Registration-associated patient misidentification in an academic medical center: causes and corrections

Jt Comm J Qual Patient Saf. 2007 Jan;33(1):25-33. doi: 10.1016/s1553-7250(07)33004-3.


Background: Proper patient identification is a major factor affecting patient safety in any health care organization.

Methods: An interdisciplinary team, using three Plan-Do-Study-Act (PDSA) cycles, reviewed the incidence of patient misidentifications resulting from registration process errors. Retrospective and prospective data were collected to determine the incidence among inpatients and outpatients.

Results: Registration-associated patient misidentification errors occurred 7 to 15 times per month. Information systems deficiencies, inadequate training, and the lack of a single master patient index were among the root causes identified. After three PDSA cycles, the incidence rate for registration-associated patient misidentification errors declined for inpatients (80.5%) but increased for outpatients (30.2%).
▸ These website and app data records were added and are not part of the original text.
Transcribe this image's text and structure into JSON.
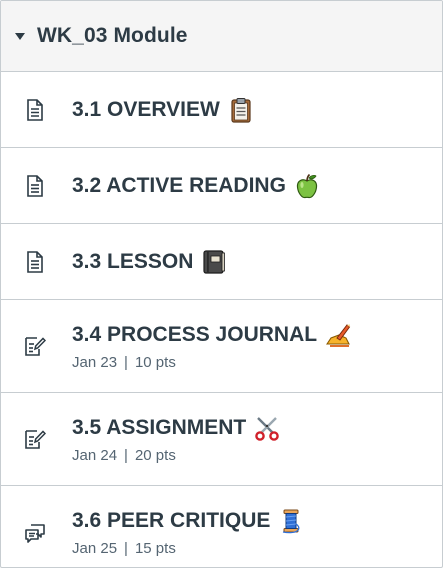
{
  "module": {
    "title": "WK_03 Module"
  },
  "items": [
    {
      "title": "3.1 OVERVIEW",
      "icon": "page-icon",
      "emoji": "clipboard"
    },
    {
      "title": "3.2 ACTIVE READING",
      "icon": "page-icon",
      "emoji": "green-apple"
    },
    {
      "title": "3.3 LESSON",
      "icon": "page-icon",
      "emoji": "notebook"
    },
    {
      "title": "3.4 PROCESS JOURNAL",
      "icon": "assignment-icon",
      "emoji": "writing-hand",
      "date": "Jan 23",
      "points": "10 pts"
    },
    {
      "title": "3.5 ASSIGNMENT",
      "icon": "assignment-icon",
      "emoji": "scissors",
      "date": "Jan 24",
      "points": "20 pts"
    },
    {
      "title": "3.6 PEER CRITIQUE",
      "icon": "discussion-icon",
      "emoji": "thread-spool",
      "date": "Jan 25",
      "points": "15 pts"
    }
  ],
  "meta_separator": "|",
  "colors": {
    "text": "#2d3b45",
    "meta": "#556572",
    "border": "#c7cdd1",
    "header_bg": "#f5f5f5"
  }
}
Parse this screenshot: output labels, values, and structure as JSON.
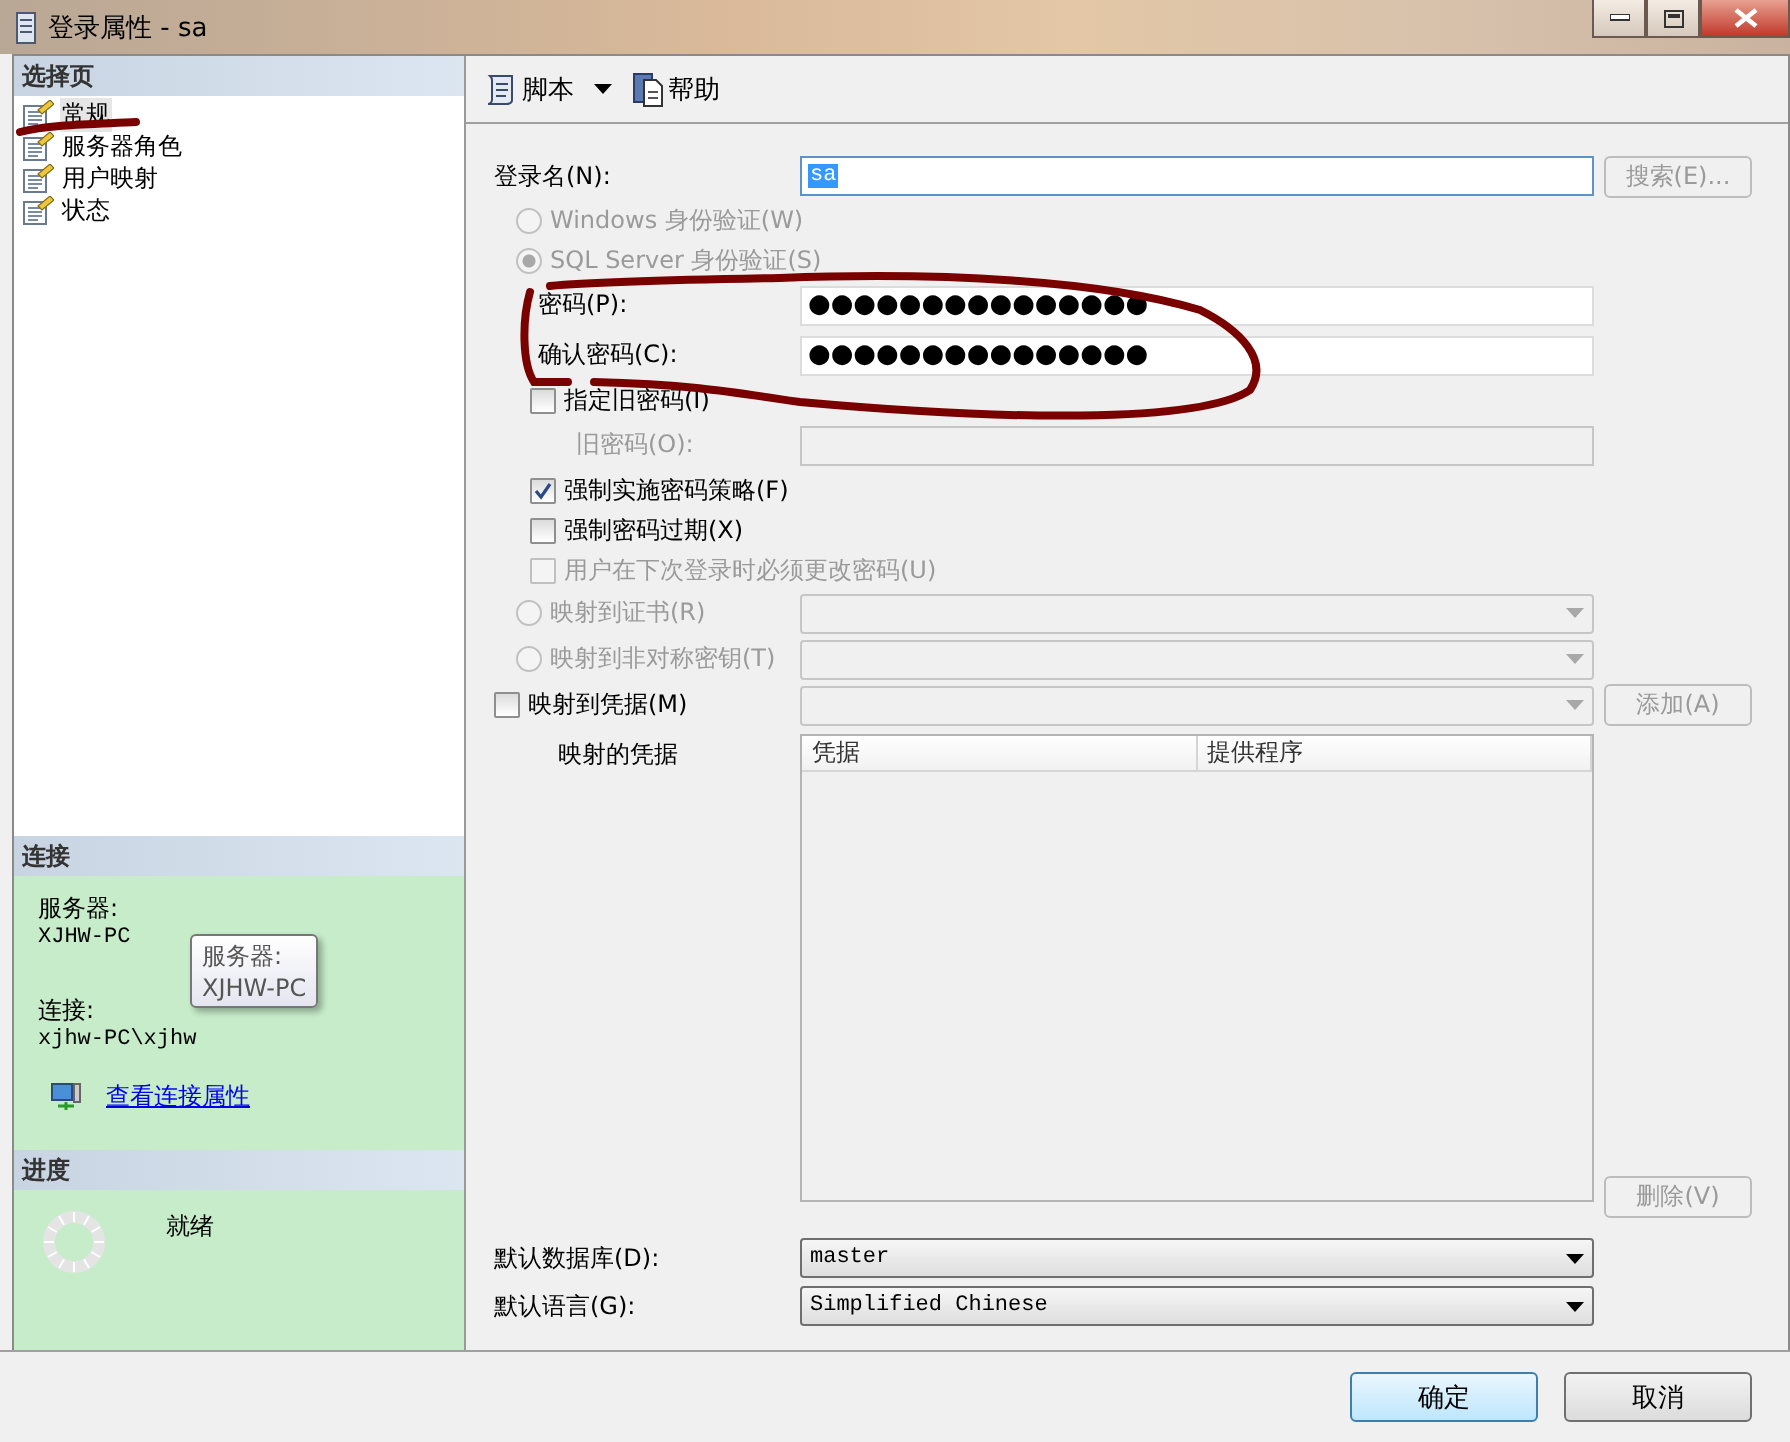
{
  "window": {
    "title": "登录属性 - sa"
  },
  "sidebar": {
    "header": "选择页",
    "items": [
      {
        "label": "常规",
        "selected": true
      },
      {
        "label": "服务器角色",
        "selected": false
      },
      {
        "label": "用户映射",
        "selected": false
      },
      {
        "label": "状态",
        "selected": false
      }
    ]
  },
  "connection": {
    "header": "连接",
    "server_label": "服务器:",
    "server": "XJHW-PC",
    "connection_label": "连接:",
    "connection": "xjhw-PC\\xjhw",
    "link": "查看连接属性",
    "tooltip": {
      "title": "服务器:",
      "value": "XJHW-PC"
    }
  },
  "progress": {
    "header": "进度",
    "status": "就绪"
  },
  "toolbar": {
    "script": "脚本",
    "help": "帮助"
  },
  "form": {
    "rows": [
      {
        "kind": "field",
        "label": "登录名(N):",
        "value": "sa",
        "text_selected": true,
        "focused": true,
        "button": {
          "label": "搜索(E)...",
          "disabled": true
        }
      },
      {
        "kind": "radio",
        "label": "Windows 身份验证(W)",
        "selected": false,
        "disabled": true
      },
      {
        "kind": "radio",
        "label": "SQL Server 身份验证(S)",
        "selected": true,
        "disabled": true,
        "children": [
          {
            "kind": "field",
            "label": "密码(P):",
            "value": "●●●●●●●●●●●●●●●"
          },
          {
            "kind": "field",
            "label": "确认密码(C):",
            "value": "●●●●●●●●●●●●●●●"
          },
          {
            "kind": "checkbox",
            "label": "指定旧密码(I)",
            "checked": false,
            "disabled": false,
            "children": [
              {
                "kind": "field",
                "label": "旧密码(O):",
                "disabled": true
              }
            ]
          },
          {
            "kind": "checkbox",
            "label": "强制实施密码策略(F)",
            "checked": true,
            "disabled": false
          },
          {
            "kind": "checkbox",
            "label": "强制密码过期(X)",
            "checked": false,
            "disabled": false
          },
          {
            "kind": "checkbox",
            "label": "用户在下次登录时必须更改密码(U)",
            "checked": false,
            "disabled": true
          }
        ]
      },
      {
        "kind": "radio",
        "label": "映射到证书(R)",
        "selected": false,
        "disabled": true,
        "select": {
          "disabled": true
        }
      },
      {
        "kind": "radio",
        "label": "映射到非对称密钥(T)",
        "selected": false,
        "disabled": true,
        "select": {
          "disabled": true
        }
      },
      {
        "kind": "checkbox",
        "label": "映射到凭据(M)",
        "checked": false,
        "disabled": false,
        "select": {
          "disabled": true
        },
        "button": {
          "label": "添加(A)",
          "disabled": true
        }
      },
      {
        "kind": "grid",
        "label": "映射的凭据",
        "columns": [
          "凭据",
          "提供程序"
        ],
        "button": {
          "label": "删除(V)",
          "disabled": true
        }
      },
      {
        "kind": "select",
        "label": "默认数据库(D):",
        "value": "master"
      },
      {
        "kind": "select",
        "label": "默认语言(G):",
        "value": "Simplified Chinese"
      }
    ]
  },
  "buttons": [
    {
      "label": "确定",
      "default": true
    },
    {
      "label": "取消",
      "default": false
    }
  ]
}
Discussion: Through an iterative process as implied in the PDSA cycle, registration-associated patient misidentification errors for established Johns Hopkins Hospital patients were dramatically reduced. A checklist is provided for other organizations to assess their vulnerability to registration-associated patient misidentification errors. The checklist suggests, for example, that organizations strive to develop a single master patient index and limit access to registration systems to staff with proper training and performance expectations.

MeSH terms

  • Academic Medical Centers
  • Humans
  • Interdisciplinary Communication
  • Medical Errors / prevention & control
  • Patient Identification Systems / organization & administration*
  • Process Assessment, Health Care / organization & administration*
  • Prospective Studies
  • Quality Assurance, Health Care / organization & administration*